CPython core developer, Red Hat toolsmith, cognitive science dabbler.
Introduction
I'm one of the core developers for the CPython reference interpreter, as well as being an erstwhile long range radio communications automation engineer, solar car racing engineer and cognitive science dabbler.

I am currently a member of the Red Hat Engineering Operations team, working on some of the inhouse tools that support development and QA activities for RHEL and other products. In the unlikely event it isn't completely obvious, no I do not speak for Red Hat and all opinions posted online are my own and do not necessarily reflect the official position of my employer.
Bragging rights

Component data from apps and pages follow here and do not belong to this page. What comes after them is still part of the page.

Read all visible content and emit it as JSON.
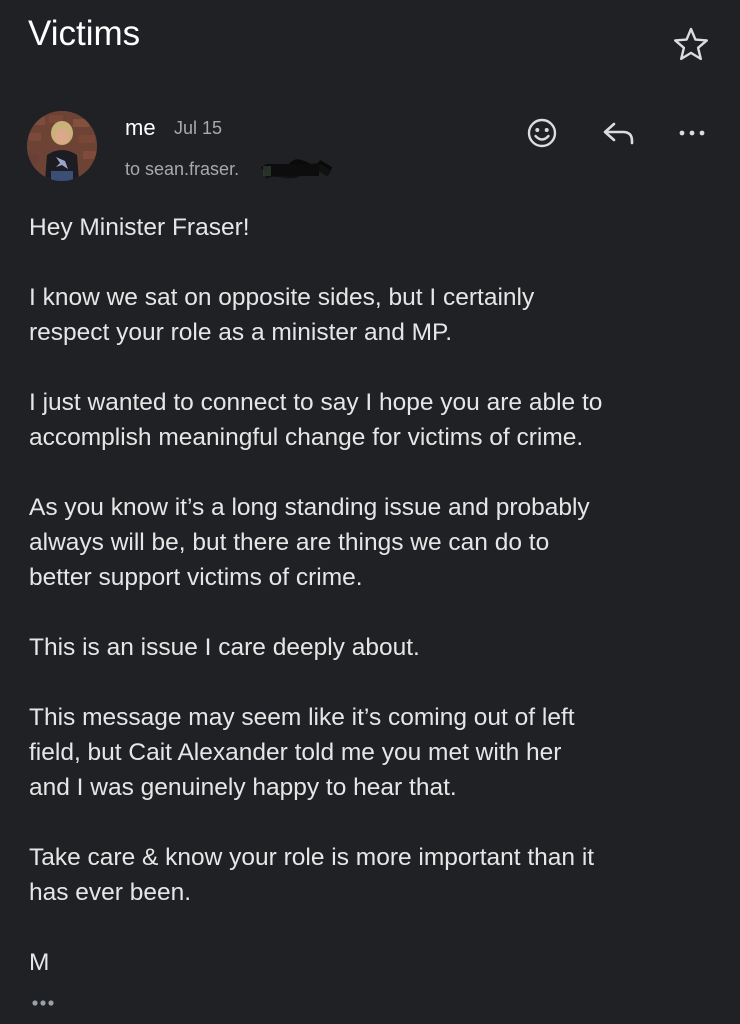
{
  "email": {
    "subject": "Victims",
    "sender": "me",
    "date": "Jul 15",
    "recipient": "to sean.fraser.",
    "body": [
      "Hey Minister Fraser!",
      "I know we sat on opposite sides, but I certainly\n respect your role as a minister and MP.",
      "I just wanted to connect to say I hope you are able to\naccomplish meaningful change for victims of crime.",
      "As you know it’s a long standing issue and probably\nalways will be, but there are things we can do to\nbetter support victims of crime.",
      "This is an issue I care deeply about.",
      "This message may seem like it’s coming out of left\nfield, but Cait Alexander told me you met with her\nand I was genuinely happy to hear that.",
      "Take care & know your role is more important than it\nhas ever been.",
      "M"
    ]
  },
  "icons": {
    "star": "star-outline-icon",
    "react": "smiley-face-icon",
    "reply": "reply-arrow-icon",
    "more": "more-horizontal-icon",
    "trimmed": "ellipsis-icon"
  },
  "colors": {
    "background": "#202124",
    "primary_text": "#ffffff",
    "secondary_text": "#a7a9ad",
    "icon": "#dadce0"
  }
}
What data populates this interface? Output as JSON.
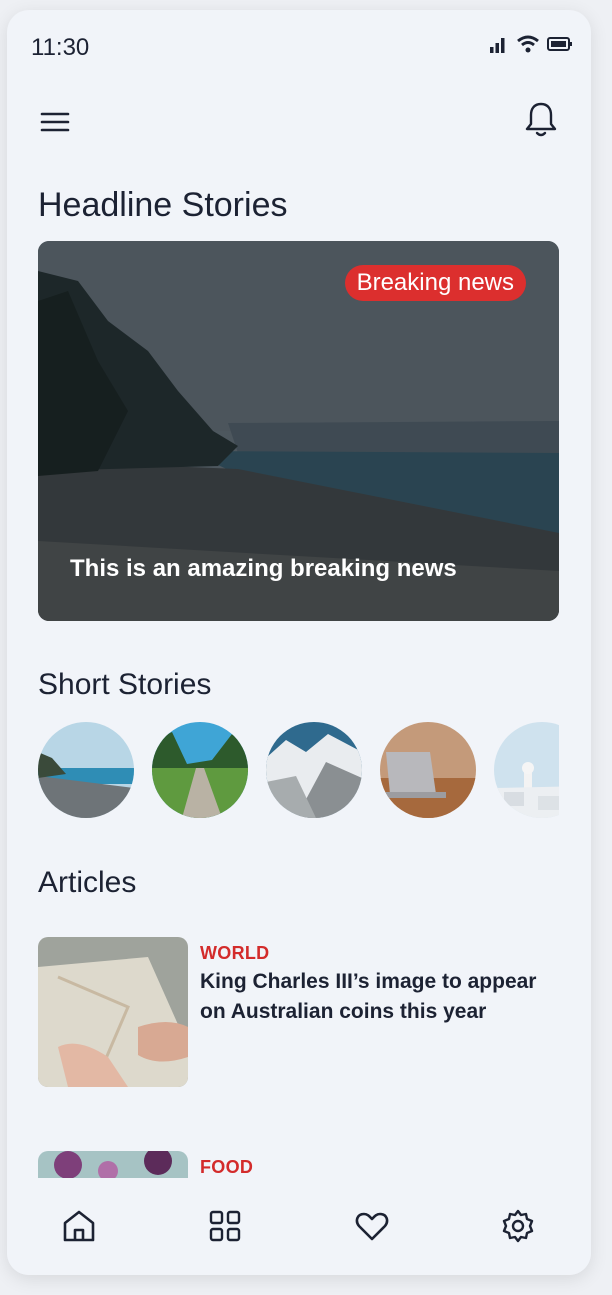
{
  "status": {
    "time": "11:30",
    "icons": [
      "signal-icon",
      "wifi-icon",
      "battery-icon"
    ]
  },
  "topbar": {
    "menu_icon": "menu-icon",
    "bell_icon": "bell-icon"
  },
  "headline": {
    "title": "Headline Stories",
    "badge": "Breaking news",
    "caption": "This is an amazing breaking news",
    "badge_color": "#dc2f2e"
  },
  "short_stories": {
    "title": "Short Stories",
    "items": [
      "beach",
      "path",
      "mountains",
      "laptop",
      "village"
    ]
  },
  "articles": {
    "title": "Articles",
    "items": [
      {
        "category": "WORLD",
        "title": "King Charles III’s image to appear on Australian coins this year"
      },
      {
        "category": "FOOD",
        "title": ""
      }
    ],
    "category_color": "#d32b2b"
  },
  "bottom_nav": {
    "items": [
      "home-icon",
      "grid-icon",
      "heart-icon",
      "settings-icon"
    ]
  }
}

Co-author with Guido van Rossum of PEP 343, which added Python's "with statement" syntax and context management protocol
Education
  • University of Queensland
    Computer Systems Engineering, 1996 - 2000
  • University of Queensland
    Arts (Cognitive Science), 1996 - 2000
Basic Information
Gender
Male